Anything suggesting weakness gets Mailer’s thumbs-down. Love and charity, for example, he’s not keen on, because the people who go in for such wishy-washy things are often ‘timid and cowardly … Cowardice is a poison.’ Mailer himself was married about a dozen times and attacked one of his wives with a potato knife, so he’ll know what he’s talking about for once. He is also worried about the morality of plastic. ‘It seems to me,’ he says, ‘that plastic is a perfect weapon in the Devil’s armoury, for it desensitises human beings.’ That’s a new one — that we should be frightened of our Formica work-surfaces. But Mailer is certain of it. When women started having plastic around the home, this was ‘the point when the ballgame was lost’. The same goes for flush toilets. ‘The flush toilet was a rarity before 1900,’ and mankind was the better for it — more interestingly connected to the reality of earth and mud, or something. Clearly the producers of I’m A Celebrity — Get Me Out Of Here missed a trick. Norman Mailer would have adored being in the jungle, slopping out with pop babes on the wane.

If plastic and lavatories are inert, ‘an inkling of non-existence,’ Mailer’s conception of Heaven is that it will be sheer Hell. It is a place renowned for its antiseptic ‘boredom, repetition, and slowness,’ a celestial bureau- cracy run by monitoring angels who are as grey and translucent as tax inspectors. Luckily, he doesn’t intend hanging about there long, for Mailer deems reincarnation to be a scientific fact. After a brief spell in Purgatory, which he describes as a ‘set of many unhappy holding tanks,’ he’ll be right back either as a black athlete or ‘the fastest cockroach on the block’.

Though you’d think derision would be higher on the list, what Mailer most fears is soullessness. There is no need for the soul, however, in a modern world of technology, which has brought us traffic jams, atom bombs, and mood-disrupting drugs, plus the aforesaid plastic and water closets. By trying to improve upon nature, says Mailer, and impose ideological political systems upon free society, we have ended up with gulags. When the ‘power in the universe’ is a drive towards totalitarianism, again it is the Devil running amok. The ‘divine presence in existence’ has been suppressed.

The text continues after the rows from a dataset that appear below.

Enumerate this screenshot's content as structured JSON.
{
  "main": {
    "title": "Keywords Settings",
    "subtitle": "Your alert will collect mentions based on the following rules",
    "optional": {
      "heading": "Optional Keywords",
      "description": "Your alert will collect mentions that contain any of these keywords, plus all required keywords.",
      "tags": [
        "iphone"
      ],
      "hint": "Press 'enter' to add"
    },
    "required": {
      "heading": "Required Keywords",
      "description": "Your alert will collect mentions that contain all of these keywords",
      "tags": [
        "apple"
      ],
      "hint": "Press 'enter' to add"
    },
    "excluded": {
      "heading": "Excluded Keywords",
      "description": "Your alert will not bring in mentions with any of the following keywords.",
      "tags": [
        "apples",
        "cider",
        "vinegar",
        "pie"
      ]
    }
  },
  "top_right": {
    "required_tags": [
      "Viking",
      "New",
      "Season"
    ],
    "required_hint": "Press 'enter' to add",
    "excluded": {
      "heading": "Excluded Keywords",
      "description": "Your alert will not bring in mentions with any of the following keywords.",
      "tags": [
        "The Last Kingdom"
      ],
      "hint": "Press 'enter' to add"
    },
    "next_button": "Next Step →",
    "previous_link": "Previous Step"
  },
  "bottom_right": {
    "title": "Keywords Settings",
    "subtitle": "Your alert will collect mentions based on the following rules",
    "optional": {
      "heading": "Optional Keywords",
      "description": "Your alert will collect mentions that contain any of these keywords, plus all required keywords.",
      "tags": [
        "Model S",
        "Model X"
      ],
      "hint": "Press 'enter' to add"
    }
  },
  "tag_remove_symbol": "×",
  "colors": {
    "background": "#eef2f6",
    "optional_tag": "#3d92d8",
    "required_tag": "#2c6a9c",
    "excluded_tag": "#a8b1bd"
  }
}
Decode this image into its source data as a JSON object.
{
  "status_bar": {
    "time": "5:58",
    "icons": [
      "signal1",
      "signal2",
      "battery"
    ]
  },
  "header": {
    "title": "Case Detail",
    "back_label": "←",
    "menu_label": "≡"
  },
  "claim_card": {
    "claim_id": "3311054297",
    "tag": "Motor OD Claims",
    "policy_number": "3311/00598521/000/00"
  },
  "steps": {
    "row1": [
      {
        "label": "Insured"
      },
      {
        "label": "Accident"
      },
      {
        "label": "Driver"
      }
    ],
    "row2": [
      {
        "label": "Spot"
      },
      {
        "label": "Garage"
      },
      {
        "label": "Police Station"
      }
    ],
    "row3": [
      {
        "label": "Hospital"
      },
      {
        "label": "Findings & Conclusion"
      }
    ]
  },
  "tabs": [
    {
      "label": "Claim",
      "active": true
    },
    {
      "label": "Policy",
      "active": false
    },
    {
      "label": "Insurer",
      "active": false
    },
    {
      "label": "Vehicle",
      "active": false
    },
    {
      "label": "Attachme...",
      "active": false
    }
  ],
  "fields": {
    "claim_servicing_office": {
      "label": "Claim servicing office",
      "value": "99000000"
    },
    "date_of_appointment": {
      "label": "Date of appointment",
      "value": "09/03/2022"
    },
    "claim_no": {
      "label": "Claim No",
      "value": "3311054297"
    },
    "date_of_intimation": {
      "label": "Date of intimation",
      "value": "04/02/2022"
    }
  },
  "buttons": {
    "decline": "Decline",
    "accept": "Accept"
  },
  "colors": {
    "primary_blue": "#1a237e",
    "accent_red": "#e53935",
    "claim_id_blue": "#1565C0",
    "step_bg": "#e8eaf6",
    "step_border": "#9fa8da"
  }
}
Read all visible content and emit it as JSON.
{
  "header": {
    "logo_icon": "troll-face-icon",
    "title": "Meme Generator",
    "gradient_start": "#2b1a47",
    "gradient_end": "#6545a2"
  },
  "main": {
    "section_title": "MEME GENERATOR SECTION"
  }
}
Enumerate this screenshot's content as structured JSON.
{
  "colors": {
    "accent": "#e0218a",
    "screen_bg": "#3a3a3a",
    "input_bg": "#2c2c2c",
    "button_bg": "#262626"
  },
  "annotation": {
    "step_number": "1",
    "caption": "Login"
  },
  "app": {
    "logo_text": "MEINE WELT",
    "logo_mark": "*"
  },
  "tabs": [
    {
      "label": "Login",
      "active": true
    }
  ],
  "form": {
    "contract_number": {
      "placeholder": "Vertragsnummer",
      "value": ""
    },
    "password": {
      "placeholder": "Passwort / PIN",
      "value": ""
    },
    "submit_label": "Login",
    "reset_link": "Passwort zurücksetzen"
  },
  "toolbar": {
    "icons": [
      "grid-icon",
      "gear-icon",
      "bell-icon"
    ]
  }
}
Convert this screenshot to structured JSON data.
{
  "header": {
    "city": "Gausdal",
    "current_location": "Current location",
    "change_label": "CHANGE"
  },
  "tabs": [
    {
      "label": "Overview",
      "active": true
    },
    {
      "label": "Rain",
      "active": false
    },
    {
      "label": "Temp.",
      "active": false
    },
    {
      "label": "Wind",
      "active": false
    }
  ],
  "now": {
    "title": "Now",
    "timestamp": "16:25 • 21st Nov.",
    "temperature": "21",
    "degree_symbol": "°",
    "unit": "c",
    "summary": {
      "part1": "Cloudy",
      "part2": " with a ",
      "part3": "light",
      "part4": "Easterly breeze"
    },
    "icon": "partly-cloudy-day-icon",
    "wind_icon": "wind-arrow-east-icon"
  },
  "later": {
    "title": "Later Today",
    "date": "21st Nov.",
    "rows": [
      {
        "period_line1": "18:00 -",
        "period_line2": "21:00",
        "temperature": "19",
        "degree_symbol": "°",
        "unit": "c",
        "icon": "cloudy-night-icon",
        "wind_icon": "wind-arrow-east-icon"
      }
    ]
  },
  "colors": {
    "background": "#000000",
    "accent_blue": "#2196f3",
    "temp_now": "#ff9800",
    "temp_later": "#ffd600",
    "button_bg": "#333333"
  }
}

I have to say, I almost prefer these mystical and transcendental burblings to the bleak, nihilistic, cold reason and rhetoric of Dawkins and Christopher Hitchens — though one look at any of these spud-faced people, Mailer included, is enough to disprove any theory of Intelligent Design. Well, Mailer will be up in the clouds, gassing now with his sizeable subject — unless he’s off cavorting with Marilyn Monroe, on whom he also wrote a nutty book; or was he manifested in that cockroach I just cheerfully stamped on? I hadn’t liked the look it kept giving me, frankly.

This article first appeared in the print edition of The Spectator magazine, dated